Lighter resistance days or short/high-intensity workouts will usually allow you to bounce back much quicker. This allows you to accumulate more training volume over multiple sessions than you could have in the single, much more demanding, session.
Keep in mind, the grueling long-distance runs and the heavy-double resistance days have their place, but you don't need to be training that way every week.
5. What are your goals?
If you have more demanding goals, you will need to have higher training demands. This means not only training hard but also training smart.
However, if your goals are general health, or if you just want a Physical Abilities Test (PAT) time that meets your application requirement, you can trade in the 'extra' training days and replace it with the activities that make life worth living. Not feeling the gym today? Take a hike (in the literal sense), go for a bike ride, or even just a walk around the block.
*6. A great recovery day is better than a poor training day
I don't mean you get to sit on your butt and binge-watch Scandal. But taking a day out of the gym and spending it with your family or friends can be just as valuable as yet another day in the gym, as long as you've earned it. Sprinkle in a short recovery style workout (ex: 1 min skipping, 25 BW Squats, 15 Push Ups, 30 walking lunges, FINISH), and 10 minutes of mobility work and your day off can have just as positive of an effect on your training.
But Mark.... How often should I train!?!
Ok, fine. I'll give you some actionable guidelines. However, understand that the below recommendations are extremely general, and how often you train combined with what type of training you are doing is something you need to figure out on your own (or, preferably, with the guidance of a great trainer.
Here are some basics:
Strength and Resistance: As a general guideline, if you're new to strength/resistance training I would recommend training 2-3 times per week. Use your soreness as a judgment on how much you can handle.
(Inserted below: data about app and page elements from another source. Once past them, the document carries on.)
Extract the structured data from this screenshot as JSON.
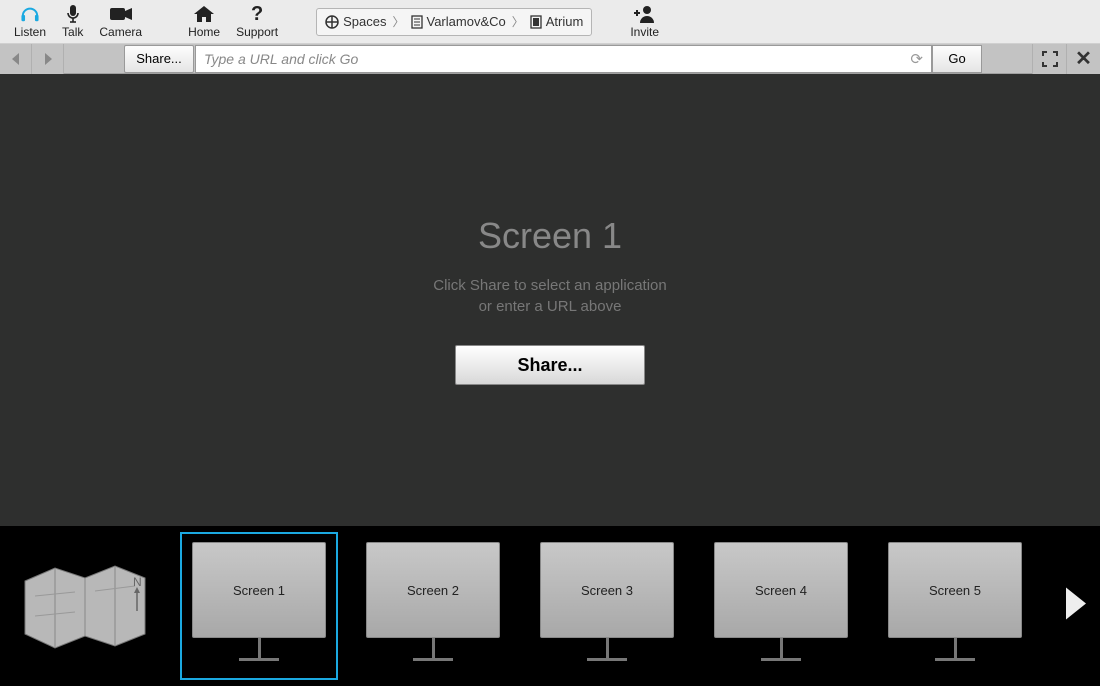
{
  "toolbar": {
    "listen": "Listen",
    "talk": "Talk",
    "camera": "Camera",
    "home": "Home",
    "support": "Support",
    "invite": "Invite"
  },
  "breadcrumb": {
    "root": "Spaces",
    "org": "Varlamov&Co",
    "room": "Atrium"
  },
  "navbar": {
    "share": "Share...",
    "url_placeholder": "Type a URL and click Go",
    "go": "Go"
  },
  "stage": {
    "title": "Screen 1",
    "sub1": "Click Share to select an application",
    "sub2": "or enter a URL above",
    "share": "Share..."
  },
  "tray": {
    "screens": [
      {
        "label": "Screen 1",
        "selected": true
      },
      {
        "label": "Screen 2",
        "selected": false
      },
      {
        "label": "Screen 3",
        "selected": false
      },
      {
        "label": "Screen 4",
        "selected": false
      },
      {
        "label": "Screen 5",
        "selected": false
      }
    ]
  }
}
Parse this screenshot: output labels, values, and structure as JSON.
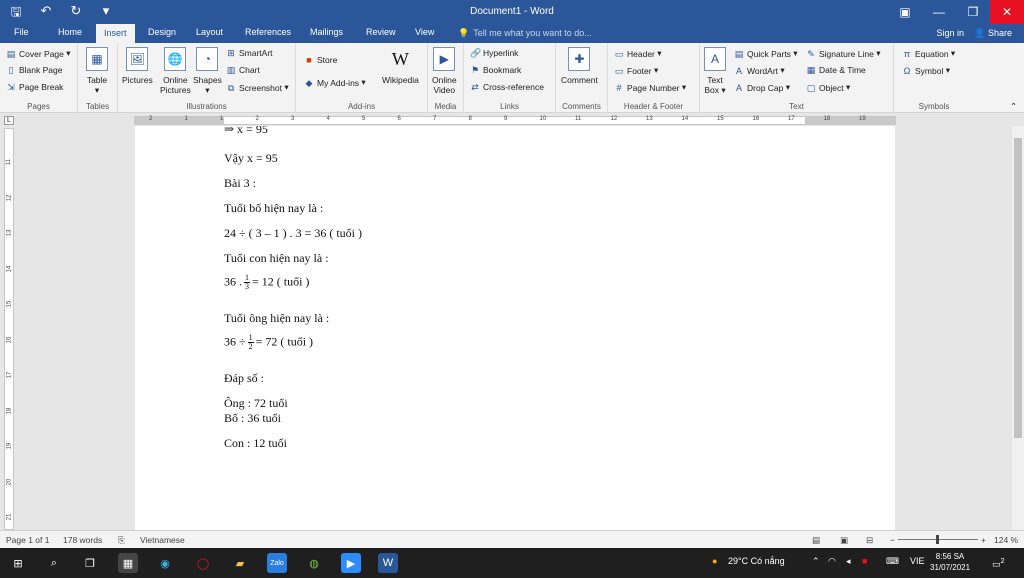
{
  "window": {
    "title": "Document1 - Word"
  },
  "tabs": [
    {
      "label": "File"
    },
    {
      "label": "Home"
    },
    {
      "label": "Insert"
    },
    {
      "label": "Design"
    },
    {
      "label": "Layout"
    },
    {
      "label": "References"
    },
    {
      "label": "Mailings"
    },
    {
      "label": "Review"
    },
    {
      "label": "View"
    }
  ],
  "tell_me": "Tell me what you want to do...",
  "account": {
    "signin": "Sign in",
    "share": "Share"
  },
  "ribbon": {
    "pages": {
      "label": "Pages",
      "cover": "Cover Page",
      "blank": "Blank Page",
      "break": "Page Break"
    },
    "tables": {
      "label": "Tables",
      "table": "Table"
    },
    "illustrations": {
      "label": "Illustrations",
      "pictures": "Pictures",
      "online1": "Online",
      "online2": "Pictures",
      "shapes": "Shapes",
      "smartart": "SmartArt",
      "chart": "Chart",
      "screenshot": "Screenshot"
    },
    "addins": {
      "label": "Add-ins",
      "store": "Store",
      "myaddins": "My Add-ins",
      "wikipedia": "Wikipedia"
    },
    "media": {
      "label": "Media",
      "video1": "Online",
      "video2": "Video"
    },
    "links": {
      "label": "Links",
      "hyperlink": "Hyperlink",
      "bookmark": "Bookmark",
      "crossref": "Cross-reference"
    },
    "comments": {
      "label": "Comments",
      "comment": "Comment"
    },
    "headerfooter": {
      "label": "Header & Footer",
      "header": "Header",
      "footer": "Footer",
      "pagenumber": "Page Number"
    },
    "text": {
      "label": "Text",
      "textbox1": "Text",
      "textbox2": "Box",
      "quickparts": "Quick Parts",
      "wordart": "WordArt",
      "dropcap": "Drop Cap",
      "signature": "Signature Line",
      "datetime": "Date & Time",
      "object": "Object"
    },
    "symbols": {
      "label": "Symbols",
      "equation": "Equation",
      "symbol": "Symbol"
    }
  },
  "document": {
    "lines": {
      "l0": "⇒ x = 95",
      "l1": "Vậy x = 95",
      "l2": "Bài 3 :",
      "l3": "Tuổi bố hiện nay là :",
      "l4": "24 ÷ ( 3 – 1 ) . 3 = 36 ( tuổi )",
      "l5": "Tuổi con hiện nay là :",
      "l6a": "36 .",
      "l6n": "1",
      "l6d": "3",
      "l6b": "= 12 ( tuổi )",
      "l7": "Tuổi ông hiện nay là :",
      "l8a": "36 ÷",
      "l8n": "1",
      "l8d": "2",
      "l8b": "= 72 ( tuổi )",
      "l9": "Đáp số :",
      "l10": "Ông : 72 tuổi",
      "l11": "Bố : 36 tuổi",
      "l12": "Con : 12 tuổi"
    }
  },
  "ruler_numbers": [
    "2",
    "1",
    "1",
    "2",
    "3",
    "4",
    "5",
    "6",
    "7",
    "8",
    "9",
    "10",
    "11",
    "12",
    "13",
    "14",
    "15",
    "16",
    "17",
    "18",
    "19"
  ],
  "vruler_numbers": [
    "11",
    "12",
    "13",
    "14",
    "15",
    "16",
    "17",
    "18",
    "19",
    "20",
    "21"
  ],
  "status": {
    "page": "Page 1 of 1",
    "words": "178 words",
    "language": "Vietnamese",
    "zoom": "124 %"
  },
  "taskbar": {
    "weather": "29°C  Có nắng",
    "lang": "VIE",
    "time": "8:56 SA",
    "date": "31/07/2021",
    "notif": "2"
  }
}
Cardiovascular/Aerobic Conditioning: If you are performing High-Intensity Interval Training (HIIT), I would recommend training 3 times per week.
B.Kin, Canadian Society of Exercise Physiology CPT